*** Opening Supplied data ***

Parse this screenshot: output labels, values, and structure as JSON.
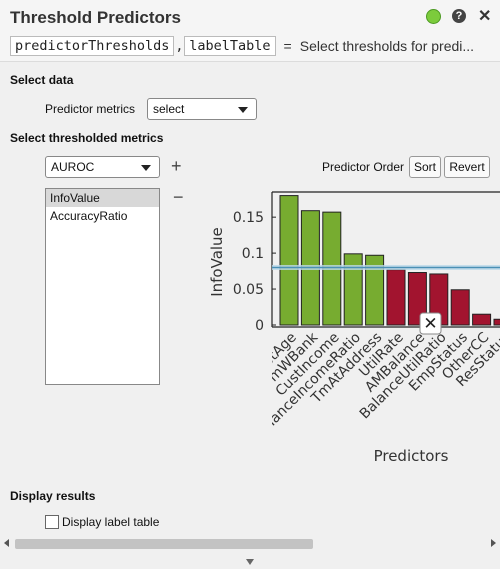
{
  "header": {
    "title": "Threshold Predictors",
    "status_color": "#7ccb3c",
    "help_glyph": "?",
    "close_glyph": "✕"
  },
  "code": {
    "output1": "predictorThresholds",
    "comma": ",",
    "output2": "labelTable",
    "equals": "=",
    "description": "Select thresholds for predi..."
  },
  "select_data": {
    "heading": "Select data",
    "predictor_metrics_label": "Predictor metrics",
    "predictor_metrics_value": "select"
  },
  "thresholded": {
    "heading": "Select thresholded metrics",
    "metric_dropdown_value": "AUROC",
    "add_glyph": "+",
    "remove_glyph": "−",
    "list_items": [
      "InfoValue",
      "AccuracyRatio"
    ],
    "predictor_order_label": "Predictor Order",
    "sort_label": "Sort",
    "revert_label": "Revert"
  },
  "chart_data": {
    "type": "bar",
    "ylabel": "InfoValue",
    "xlabel": "Predictors",
    "ylim": [
      0,
      0.185
    ],
    "yticks": [
      "0",
      "0.05",
      "0.1",
      "0.15"
    ],
    "threshold": 0.08,
    "threshold_icon": "close-icon",
    "categories": [
      "CustAge",
      "TmWBank",
      "CustIncome",
      "BalanceIncomeRatio",
      "TmAtAddress",
      "UtilRate",
      "AMBalance",
      "BalanceUtilRatio",
      "EmpStatus",
      "OtherCC",
      "ResStatus"
    ],
    "values": [
      0.18,
      0.159,
      0.157,
      0.099,
      0.097,
      0.077,
      0.073,
      0.071,
      0.049,
      0.015,
      0.008
    ],
    "colors": {
      "above": "#77ac30",
      "below": "#a2142f",
      "threshold_line": "#4a90b5"
    }
  },
  "display": {
    "heading": "Display results",
    "checkbox_label": "Display label table",
    "checked": false
  }
}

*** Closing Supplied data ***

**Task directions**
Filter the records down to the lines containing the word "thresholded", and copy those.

**Exercise response**
  "thresholded": {
    "heading": "Select thresholded metrics",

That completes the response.